## Study material
◆ ◆ ◆ ◆ ◆
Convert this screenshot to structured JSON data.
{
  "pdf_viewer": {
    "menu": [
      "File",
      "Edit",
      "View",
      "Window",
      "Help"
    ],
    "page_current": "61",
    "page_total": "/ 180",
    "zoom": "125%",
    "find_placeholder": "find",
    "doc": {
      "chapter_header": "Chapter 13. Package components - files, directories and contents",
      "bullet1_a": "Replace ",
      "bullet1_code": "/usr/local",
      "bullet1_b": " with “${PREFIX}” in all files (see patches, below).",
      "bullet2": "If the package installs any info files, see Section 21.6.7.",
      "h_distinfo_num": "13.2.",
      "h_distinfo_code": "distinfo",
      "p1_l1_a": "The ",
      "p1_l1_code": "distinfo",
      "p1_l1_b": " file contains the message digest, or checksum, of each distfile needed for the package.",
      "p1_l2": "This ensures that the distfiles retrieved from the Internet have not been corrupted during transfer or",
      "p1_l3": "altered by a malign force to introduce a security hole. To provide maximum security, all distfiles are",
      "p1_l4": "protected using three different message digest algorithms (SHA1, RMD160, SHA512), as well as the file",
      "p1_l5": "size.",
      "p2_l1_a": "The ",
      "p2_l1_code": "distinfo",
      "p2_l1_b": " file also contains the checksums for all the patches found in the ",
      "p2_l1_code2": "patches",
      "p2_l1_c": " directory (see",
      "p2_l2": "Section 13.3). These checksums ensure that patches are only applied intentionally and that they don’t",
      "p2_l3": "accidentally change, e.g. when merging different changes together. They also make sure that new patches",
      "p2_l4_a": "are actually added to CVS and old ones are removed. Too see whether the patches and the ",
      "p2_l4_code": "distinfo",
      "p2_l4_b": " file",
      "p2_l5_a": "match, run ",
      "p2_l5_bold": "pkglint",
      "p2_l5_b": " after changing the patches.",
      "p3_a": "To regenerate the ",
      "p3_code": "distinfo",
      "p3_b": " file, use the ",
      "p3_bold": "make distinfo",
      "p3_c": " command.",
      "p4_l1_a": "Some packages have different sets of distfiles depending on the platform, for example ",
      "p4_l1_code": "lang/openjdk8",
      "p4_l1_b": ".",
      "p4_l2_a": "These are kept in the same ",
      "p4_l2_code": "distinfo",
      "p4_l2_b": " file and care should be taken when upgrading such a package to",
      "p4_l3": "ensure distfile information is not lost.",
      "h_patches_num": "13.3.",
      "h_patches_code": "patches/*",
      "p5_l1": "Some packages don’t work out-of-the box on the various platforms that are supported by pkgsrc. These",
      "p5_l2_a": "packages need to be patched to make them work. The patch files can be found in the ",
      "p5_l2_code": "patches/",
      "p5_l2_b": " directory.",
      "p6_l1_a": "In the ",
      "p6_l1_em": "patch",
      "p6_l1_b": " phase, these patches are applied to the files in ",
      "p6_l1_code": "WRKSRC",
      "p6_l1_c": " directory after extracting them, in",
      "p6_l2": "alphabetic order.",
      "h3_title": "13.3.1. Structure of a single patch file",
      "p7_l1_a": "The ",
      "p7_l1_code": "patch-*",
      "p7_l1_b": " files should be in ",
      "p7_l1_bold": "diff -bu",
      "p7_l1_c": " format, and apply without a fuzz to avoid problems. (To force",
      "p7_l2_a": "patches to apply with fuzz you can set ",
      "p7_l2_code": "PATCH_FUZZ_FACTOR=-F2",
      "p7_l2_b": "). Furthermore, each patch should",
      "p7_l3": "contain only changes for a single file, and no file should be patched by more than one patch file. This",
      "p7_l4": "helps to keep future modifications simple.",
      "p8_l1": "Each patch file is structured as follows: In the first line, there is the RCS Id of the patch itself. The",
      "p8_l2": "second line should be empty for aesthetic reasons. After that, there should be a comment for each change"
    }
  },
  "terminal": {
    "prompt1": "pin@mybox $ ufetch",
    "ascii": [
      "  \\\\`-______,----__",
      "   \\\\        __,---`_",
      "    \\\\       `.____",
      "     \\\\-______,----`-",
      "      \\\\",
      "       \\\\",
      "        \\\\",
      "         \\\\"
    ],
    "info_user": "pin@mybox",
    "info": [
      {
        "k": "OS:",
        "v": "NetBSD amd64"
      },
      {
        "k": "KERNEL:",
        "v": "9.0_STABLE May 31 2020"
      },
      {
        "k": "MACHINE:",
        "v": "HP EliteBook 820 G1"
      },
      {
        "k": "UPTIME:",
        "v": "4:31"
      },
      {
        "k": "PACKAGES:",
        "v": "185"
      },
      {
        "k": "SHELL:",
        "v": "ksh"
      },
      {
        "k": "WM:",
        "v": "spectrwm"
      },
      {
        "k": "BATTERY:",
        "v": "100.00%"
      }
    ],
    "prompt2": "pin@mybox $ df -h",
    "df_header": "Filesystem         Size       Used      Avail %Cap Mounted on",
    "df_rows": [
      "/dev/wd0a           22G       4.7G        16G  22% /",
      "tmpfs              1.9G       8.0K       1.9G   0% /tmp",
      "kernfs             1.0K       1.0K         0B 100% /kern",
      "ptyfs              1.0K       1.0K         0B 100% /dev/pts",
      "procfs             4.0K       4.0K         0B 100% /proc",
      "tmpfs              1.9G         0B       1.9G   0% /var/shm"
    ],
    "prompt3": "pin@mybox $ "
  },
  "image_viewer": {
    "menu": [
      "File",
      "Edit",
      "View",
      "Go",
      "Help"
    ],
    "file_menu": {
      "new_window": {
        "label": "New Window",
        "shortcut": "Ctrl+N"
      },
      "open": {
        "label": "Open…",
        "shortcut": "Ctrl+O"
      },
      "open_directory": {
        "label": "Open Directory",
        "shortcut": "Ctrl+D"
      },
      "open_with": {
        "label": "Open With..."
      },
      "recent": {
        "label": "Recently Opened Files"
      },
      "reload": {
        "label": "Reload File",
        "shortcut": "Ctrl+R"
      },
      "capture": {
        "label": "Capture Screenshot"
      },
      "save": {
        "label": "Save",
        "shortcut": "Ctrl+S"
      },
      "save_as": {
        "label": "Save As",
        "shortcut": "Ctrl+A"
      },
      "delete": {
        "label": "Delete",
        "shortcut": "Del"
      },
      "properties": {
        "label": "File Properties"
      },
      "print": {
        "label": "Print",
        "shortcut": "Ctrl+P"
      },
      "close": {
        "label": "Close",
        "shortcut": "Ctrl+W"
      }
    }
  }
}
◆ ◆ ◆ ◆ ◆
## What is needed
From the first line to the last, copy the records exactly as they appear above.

## Answer area
Convert this screenshot to structured JSON data.
{
  "pdf_viewer": {
    "menu": [
      "File",
      "Edit",
      "View",
      "Window",
      "Help"
    ],
    "page_current": "61",
    "page_total": "/ 180",
    "zoom": "125%",
    "find_placeholder": "find",
    "doc": {
      "chapter_header": "Chapter 13. Package components - files, directories and contents",
      "bullet1_a": "Replace ",
      "bullet1_code": "/usr/local",
      "bullet1_b": " with “${PREFIX}” in all files (see patches, below).",
      "bullet2": "If the package installs any info files, see Section 21.6.7.",
      "h_distinfo_num": "13.2.",
      "h_distinfo_code": "distinfo",
      "p1_l1_a": "The ",
      "p1_l1_code": "distinfo",
      "p1_l1_b": " file contains the message digest, or checksum, of each distfile needed for the package.",
      "p1_l2": "This ensures that the distfiles retrieved from the Internet have not been corrupted during transfer or",
      "p1_l3": "altered by a malign force to introduce a security hole. To provide maximum security, all distfiles are",
      "p1_l4": "protected using three different message digest algorithms (SHA1, RMD160, SHA512), as well as the file",
      "p1_l5": "size.",
      "p2_l1_a": "The ",
      "p2_l1_code": "distinfo",
      "p2_l1_b": " file also contains the checksums for all the patches found in the ",
      "p2_l1_code2": "patches",
      "p2_l1_c": " directory (see",
      "p2_l2": "Section 13.3). These checksums ensure that patches are only applied intentionally and that they don’t",
      "p2_l3": "accidentally change, e.g. when merging different changes together. They also make sure that new patches",
      "p2_l4_a": "are actually added to CVS and old ones are removed. Too see whether the patches and the ",
      "p2_l4_code": "distinfo",
      "p2_l4_b": " file",
      "p2_l5_a": "match, run ",
      "p2_l5_bold": "pkglint",
      "p2_l5_b": " after changing the patches.",
      "p3_a": "To regenerate the ",
      "p3_code": "distinfo",
      "p3_b": " file, use the ",
      "p3_bold": "make distinfo",
      "p3_c": " command.",
      "p4_l1_a": "Some packages have different sets of distfiles depending on the platform, for example ",
      "p4_l1_code": "lang/openjdk8",
      "p4_l1_b": ".",
      "p4_l2_a": "These are kept in the same ",
      "p4_l2_code": "distinfo",
      "p4_l2_b": " file and care should be taken when upgrading such a package to",
      "p4_l3": "ensure distfile information is not lost.",
      "h_patches_num": "13.3.",
      "h_patches_code": "patches/*",
      "p5_l1": "Some packages don’t work out-of-the box on the various platforms that are supported by pkgsrc. These",
      "p5_l2_a": "packages need to be patched to make them work. The patch files can be found in the ",
      "p5_l2_code": "patches/",
      "p5_l2_b": " directory.",
      "p6_l1_a": "In the ",
      "p6_l1_em": "patch",
      "p6_l1_b": " phase, these patches are applied to the files in ",
      "p6_l1_code": "WRKSRC",
      "p6_l1_c": " directory after extracting them, in",
      "p6_l2": "alphabetic order.",
      "h3_title": "13.3.1. Structure of a single patch file",
      "p7_l1_a": "The ",
      "p7_l1_code": "patch-*",
      "p7_l1_b": " files should be in ",
      "p7_l1_bold": "diff -bu",
      "p7_l1_c": " format, and apply without a fuzz to avoid problems. (To force",
      "p7_l2_a": "patches to apply with fuzz you can set ",
      "p7_l2_code": "PATCH_FUZZ_FACTOR=-F2",
      "p7_l2_b": "). Furthermore, each patch should",
      "p7_l3": "contain only changes for a single file, and no file should be patched by more than one patch file. This",
      "p7_l4": "helps to keep future modifications simple.",
      "p8_l1": "Each patch file is structured as follows: In the first line, there is the RCS Id of the patch itself. The",
      "p8_l2": "second line should be empty for aesthetic reasons. After that, there should be a comment for each change"
    }
  },
  "terminal": {
    "prompt1": "pin@mybox $ ufetch",
    "ascii": [
      "  \\\\`-______,----__",
      "   \\\\        __,---`_",
      "    \\\\       `.____",
      "     \\\\-______,----`-",
      "      \\\\",
      "       \\\\",
      "        \\\\",
      "         \\\\"
    ],
    "info_user": "pin@mybox",
    "info": [
      {
        "k": "OS:",
        "v": "NetBSD amd64"
      },
      {
        "k": "KERNEL:",
        "v": "9.0_STABLE May 31 2020"
      },
      {
        "k": "MACHINE:",
        "v": "HP EliteBook 820 G1"
      },
      {
        "k": "UPTIME:",
        "v": "4:31"
      },
      {
        "k": "PACKAGES:",
        "v": "185"
      },
      {
        "k": "SHELL:",
        "v": "ksh"
      },
      {
        "k": "WM:",
        "v": "spectrwm"
      },
      {
        "k": "BATTERY:",
        "v": "100.00%"
      }
    ],
    "prompt2": "pin@mybox $ df -h",
    "df_header": "Filesystem         Size       Used      Avail %Cap Mounted on",
    "df_rows": [
      "/dev/wd0a           22G       4.7G        16G  22% /",
      "tmpfs              1.9G       8.0K       1.9G   0% /tmp",
      "kernfs             1.0K       1.0K         0B 100% /kern",
      "ptyfs              1.0K       1.0K         0B 100% /dev/pts",
      "procfs             4.0K       4.0K         0B 100% /proc",
      "tmpfs              1.9G         0B       1.9G   0% /var/shm"
    ],
    "prompt3": "pin@mybox $ "
  },
  "image_viewer": {
    "menu": [
      "File",
      "Edit",
      "View",
      "Go",
      "Help"
    ],
    "file_menu": {
      "new_window": {
        "label": "New Window",
        "shortcut": "Ctrl+N"
      },
      "open": {
        "label": "Open…",
        "shortcut": "Ctrl+O"
      },
      "open_directory": {
        "label": "Open Directory",
        "shortcut": "Ctrl+D"
      },
      "open_with": {
        "label": "Open With..."
      },
      "recent": {
        "label": "Recently Opened Files"
      },
      "reload": {
        "label": "Reload File",
        "shortcut": "Ctrl+R"
      },
      "capture": {
        "label": "Capture Screenshot"
      },
      "save": {
        "label": "Save",
        "shortcut": "Ctrl+S"
      },
      "save_as": {
        "label": "Save As",
        "shortcut": "Ctrl+A"
      },
      "delete": {
        "label": "Delete",
        "shortcut": "Del"
      },
      "properties": {
        "label": "File Properties"
      },
      "print": {
        "label": "Print",
        "shortcut": "Ctrl+P"
      },
      "close": {
        "label": "Close",
        "shortcut": "Ctrl+W"
      }
    }
  }
}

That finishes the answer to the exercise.